One of the most enduring memories from the vicious van attack near the busy Yonge-Finch intersection that shook Toronto residents last month—not to mention Canadians from across the country—was the scene of bodies strewn across the sidewalk, desperately awaiting medical help.
First responders acted so quickly and with such incredible professionalism that it was clear their work helped limit the carnage to 10 dead and 16 wounded. Without their swift action, who knows how high the death toll could have climbed?
Another image was just as powerful. That was the alleged driver of the van, Alek Minassian, being arrested by an officer who used both discretion and restraint to take the man down without firing a single shot. But watch the footage of the arrest closely and you’ll notice something going on in the background that was as interesting as it was disturbing—a handful of individuals emerged from an office building and stood for a second, stunned, watching the bizarre incident playing out before them.

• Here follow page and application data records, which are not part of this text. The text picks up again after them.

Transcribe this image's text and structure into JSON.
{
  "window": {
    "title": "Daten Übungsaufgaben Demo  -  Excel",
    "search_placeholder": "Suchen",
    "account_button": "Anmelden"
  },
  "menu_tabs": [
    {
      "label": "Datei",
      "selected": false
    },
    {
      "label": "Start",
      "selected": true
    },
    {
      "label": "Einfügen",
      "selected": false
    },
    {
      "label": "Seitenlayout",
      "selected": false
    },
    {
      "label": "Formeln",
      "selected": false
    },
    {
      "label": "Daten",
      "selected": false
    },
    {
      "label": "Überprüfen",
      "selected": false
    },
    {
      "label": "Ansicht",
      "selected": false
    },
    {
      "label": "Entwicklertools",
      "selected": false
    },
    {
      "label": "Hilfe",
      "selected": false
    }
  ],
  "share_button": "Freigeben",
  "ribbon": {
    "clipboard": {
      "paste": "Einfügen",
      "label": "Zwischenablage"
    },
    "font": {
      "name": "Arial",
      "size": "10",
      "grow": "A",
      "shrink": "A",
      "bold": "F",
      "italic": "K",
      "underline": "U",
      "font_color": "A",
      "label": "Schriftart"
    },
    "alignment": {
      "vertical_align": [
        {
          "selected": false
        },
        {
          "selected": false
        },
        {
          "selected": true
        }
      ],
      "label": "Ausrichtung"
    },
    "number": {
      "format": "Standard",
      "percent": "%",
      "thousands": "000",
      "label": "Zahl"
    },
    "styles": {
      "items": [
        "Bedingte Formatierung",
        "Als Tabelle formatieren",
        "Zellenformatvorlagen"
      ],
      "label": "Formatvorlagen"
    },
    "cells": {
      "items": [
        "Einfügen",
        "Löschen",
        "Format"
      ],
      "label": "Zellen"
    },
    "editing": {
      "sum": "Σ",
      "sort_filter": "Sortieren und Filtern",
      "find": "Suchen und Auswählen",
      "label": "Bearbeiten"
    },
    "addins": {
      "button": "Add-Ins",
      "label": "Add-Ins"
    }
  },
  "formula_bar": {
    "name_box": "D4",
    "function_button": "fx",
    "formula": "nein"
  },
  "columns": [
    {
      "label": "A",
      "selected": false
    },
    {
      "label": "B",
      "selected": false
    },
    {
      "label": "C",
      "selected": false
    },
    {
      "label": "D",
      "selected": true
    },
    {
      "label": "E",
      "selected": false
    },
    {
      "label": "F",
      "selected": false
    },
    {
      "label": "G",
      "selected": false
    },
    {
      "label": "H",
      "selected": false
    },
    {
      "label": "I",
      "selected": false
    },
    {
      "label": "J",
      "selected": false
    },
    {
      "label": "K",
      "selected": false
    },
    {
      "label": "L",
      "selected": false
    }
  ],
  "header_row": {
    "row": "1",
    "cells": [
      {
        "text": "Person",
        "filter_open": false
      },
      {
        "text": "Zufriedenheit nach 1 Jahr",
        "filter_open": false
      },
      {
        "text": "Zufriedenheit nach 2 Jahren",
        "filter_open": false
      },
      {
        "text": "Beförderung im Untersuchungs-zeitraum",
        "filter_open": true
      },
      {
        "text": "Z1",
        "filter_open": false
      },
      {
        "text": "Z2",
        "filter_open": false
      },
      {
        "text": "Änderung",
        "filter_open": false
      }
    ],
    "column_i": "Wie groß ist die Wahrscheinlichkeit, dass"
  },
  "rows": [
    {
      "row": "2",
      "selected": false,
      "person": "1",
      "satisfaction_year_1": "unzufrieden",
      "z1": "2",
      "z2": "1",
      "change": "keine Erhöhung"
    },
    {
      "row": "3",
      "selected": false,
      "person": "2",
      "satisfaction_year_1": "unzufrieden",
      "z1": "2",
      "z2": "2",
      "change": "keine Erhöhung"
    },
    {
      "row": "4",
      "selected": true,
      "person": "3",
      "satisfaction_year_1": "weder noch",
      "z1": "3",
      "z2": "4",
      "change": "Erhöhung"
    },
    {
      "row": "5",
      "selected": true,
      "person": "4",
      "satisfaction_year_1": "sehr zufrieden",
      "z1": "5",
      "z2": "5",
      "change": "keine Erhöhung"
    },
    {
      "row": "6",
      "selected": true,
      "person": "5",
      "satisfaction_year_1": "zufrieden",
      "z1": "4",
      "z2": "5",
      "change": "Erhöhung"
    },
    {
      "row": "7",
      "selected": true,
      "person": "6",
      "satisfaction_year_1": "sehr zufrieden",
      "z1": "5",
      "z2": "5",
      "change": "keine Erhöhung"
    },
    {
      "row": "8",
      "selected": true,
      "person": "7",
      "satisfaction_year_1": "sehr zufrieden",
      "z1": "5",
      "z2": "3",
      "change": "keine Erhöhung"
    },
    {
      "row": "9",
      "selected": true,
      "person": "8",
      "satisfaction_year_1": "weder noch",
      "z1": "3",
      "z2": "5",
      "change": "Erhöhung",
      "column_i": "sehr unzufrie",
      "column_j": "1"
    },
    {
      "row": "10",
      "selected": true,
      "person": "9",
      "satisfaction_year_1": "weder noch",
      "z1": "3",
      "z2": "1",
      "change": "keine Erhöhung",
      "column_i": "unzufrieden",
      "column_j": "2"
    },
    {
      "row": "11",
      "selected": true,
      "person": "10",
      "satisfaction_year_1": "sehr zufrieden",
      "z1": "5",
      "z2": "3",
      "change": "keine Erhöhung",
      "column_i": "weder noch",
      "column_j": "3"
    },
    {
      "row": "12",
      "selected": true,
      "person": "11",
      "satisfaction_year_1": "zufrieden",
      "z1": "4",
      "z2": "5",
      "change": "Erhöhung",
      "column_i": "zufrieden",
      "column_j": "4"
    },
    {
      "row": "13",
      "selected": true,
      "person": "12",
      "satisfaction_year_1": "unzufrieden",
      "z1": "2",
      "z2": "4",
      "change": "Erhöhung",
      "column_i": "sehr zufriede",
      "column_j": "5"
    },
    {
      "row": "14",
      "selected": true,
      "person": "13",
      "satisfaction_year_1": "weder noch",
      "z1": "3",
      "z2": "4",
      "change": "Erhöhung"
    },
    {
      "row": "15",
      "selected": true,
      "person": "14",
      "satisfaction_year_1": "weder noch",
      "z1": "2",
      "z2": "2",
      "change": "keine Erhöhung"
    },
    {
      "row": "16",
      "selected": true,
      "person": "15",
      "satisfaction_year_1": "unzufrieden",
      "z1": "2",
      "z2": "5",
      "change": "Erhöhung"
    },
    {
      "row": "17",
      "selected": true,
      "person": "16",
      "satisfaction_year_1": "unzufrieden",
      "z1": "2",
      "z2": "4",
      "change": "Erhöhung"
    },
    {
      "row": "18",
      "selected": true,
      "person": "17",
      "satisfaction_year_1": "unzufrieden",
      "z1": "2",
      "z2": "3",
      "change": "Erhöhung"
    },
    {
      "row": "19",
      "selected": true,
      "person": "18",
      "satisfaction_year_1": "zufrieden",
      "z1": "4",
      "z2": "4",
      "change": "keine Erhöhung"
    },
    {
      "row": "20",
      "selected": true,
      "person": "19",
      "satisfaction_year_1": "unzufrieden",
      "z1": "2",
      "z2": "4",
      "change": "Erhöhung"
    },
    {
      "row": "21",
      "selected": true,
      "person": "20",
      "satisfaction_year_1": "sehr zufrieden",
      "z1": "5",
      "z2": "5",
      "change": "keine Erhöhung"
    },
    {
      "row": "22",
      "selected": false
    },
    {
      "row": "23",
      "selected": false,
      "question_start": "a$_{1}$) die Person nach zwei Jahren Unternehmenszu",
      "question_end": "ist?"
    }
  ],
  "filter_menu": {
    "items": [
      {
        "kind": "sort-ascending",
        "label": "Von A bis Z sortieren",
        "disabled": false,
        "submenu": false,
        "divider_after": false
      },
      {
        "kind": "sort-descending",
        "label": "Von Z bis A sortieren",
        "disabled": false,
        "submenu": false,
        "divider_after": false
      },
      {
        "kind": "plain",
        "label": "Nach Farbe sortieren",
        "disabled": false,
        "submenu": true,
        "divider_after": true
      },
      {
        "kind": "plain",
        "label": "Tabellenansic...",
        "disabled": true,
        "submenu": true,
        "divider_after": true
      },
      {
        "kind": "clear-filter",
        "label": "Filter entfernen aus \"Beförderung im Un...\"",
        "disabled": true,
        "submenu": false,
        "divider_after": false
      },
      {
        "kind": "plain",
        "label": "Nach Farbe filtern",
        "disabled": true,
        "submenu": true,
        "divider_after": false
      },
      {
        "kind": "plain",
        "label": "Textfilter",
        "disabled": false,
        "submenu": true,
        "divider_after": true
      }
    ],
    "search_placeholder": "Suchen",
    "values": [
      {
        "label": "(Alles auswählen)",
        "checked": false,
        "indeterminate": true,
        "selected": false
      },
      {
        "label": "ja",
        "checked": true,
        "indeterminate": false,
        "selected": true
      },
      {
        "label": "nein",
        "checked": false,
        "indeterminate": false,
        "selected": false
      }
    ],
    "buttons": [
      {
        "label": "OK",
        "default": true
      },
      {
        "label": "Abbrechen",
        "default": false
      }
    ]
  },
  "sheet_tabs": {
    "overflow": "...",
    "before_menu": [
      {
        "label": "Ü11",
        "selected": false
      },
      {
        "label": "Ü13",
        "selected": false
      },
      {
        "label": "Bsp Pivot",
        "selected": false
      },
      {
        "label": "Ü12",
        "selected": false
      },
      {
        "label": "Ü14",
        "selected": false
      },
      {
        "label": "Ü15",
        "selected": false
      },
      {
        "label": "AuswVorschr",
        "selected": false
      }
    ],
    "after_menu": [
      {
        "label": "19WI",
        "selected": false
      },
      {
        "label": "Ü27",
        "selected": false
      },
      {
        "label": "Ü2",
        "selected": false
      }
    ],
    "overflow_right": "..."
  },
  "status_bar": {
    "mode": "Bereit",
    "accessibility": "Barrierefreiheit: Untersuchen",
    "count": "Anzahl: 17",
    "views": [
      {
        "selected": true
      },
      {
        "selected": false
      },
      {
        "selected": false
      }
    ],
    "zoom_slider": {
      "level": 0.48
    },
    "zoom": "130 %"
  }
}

Now, it would be easy to chastise the individuals for not immediately realizing what was happening—in particular, noticing a police officer who at that point was brandishing his gun—and quickly taking cover. But why would they? Toronto is a remarkably safe city. Situations like these are unprecedented and would leave anyone reasonably grasping for a real-time plan to maintain their own safety. The video shows the bystanders slowly coming to the realization that standing by and watching the events unfold wasn’t the wisest course of action. They soon disappear offscreen.
In my last blog I underscored the importance of designing a comprehensive emergency preparedness and disaster response plan for your organization or commercial property, and being ready and able at all times to activate it. I want to highlight another important lesson from this incident: that effective security strategies don’t necessarily end at your building’s front door.
In an emergency situation, your security team (which could be composed of in-house staff or personnel from an outsourced firm such as Wincon Security) must spring into action to secure the premises and ensure the safety of everyone inside. That’s a given. But the property’s EPDRP should include a contingency for extending those protocols to the outside of the building, as well. Why? As we saw in the video footage from the van attack, it’s reasonable to assume that a building’s occupants could—unwittingly or not—wander outside your front door and find themselves in the middle of a dangerous situation.
Ideally, after identifying the risks associated with the situation and making a real-time assessment to determine how best to manage it, your security team will alert a building’s occupants of the need to remain calm, follow instructions and seek safety. Let’s assume your building has a PA system—and if not, that’s another major problem that needs to be addressed. If the threat or emergency is occurring off of the premises, it’s then up to security to make an announcement requesting that occupants remain inside until given further notice. If not, then an evacuation might be in order.
Either way, security teams need to be given a mandate to monitor activities across a property, including in the surrounding grounds or neighbourhood, while always staying on top of breaking news and developments to keep a step ahead of the situation. Our team members are trained to do exactly that, with their duty being to secure a complete perimeter, not only the core area that is the focus of their daily patrol duties. Unfortunately, not every security firm takes the same comprehensive approach.
We can be thankful that none of the individuals in that second video (of the alleged attacker’s takedown) were injured in any way, although I’m sure they were at least slightly shaken when they realized the magnitude of the scene playing out in front of them. But with the right planning, training and a proactive, strategic approach to security, their incursion into a live, potential shooting incident, could have been stopped. Let’s hope commercial property owners, managers and security teams take this lesson to heart when the time comes to revise their security plans—then take the time to extend those plans past the threshold of their buildings.
Winston Stewart, founder
Photo courtesy of CBC News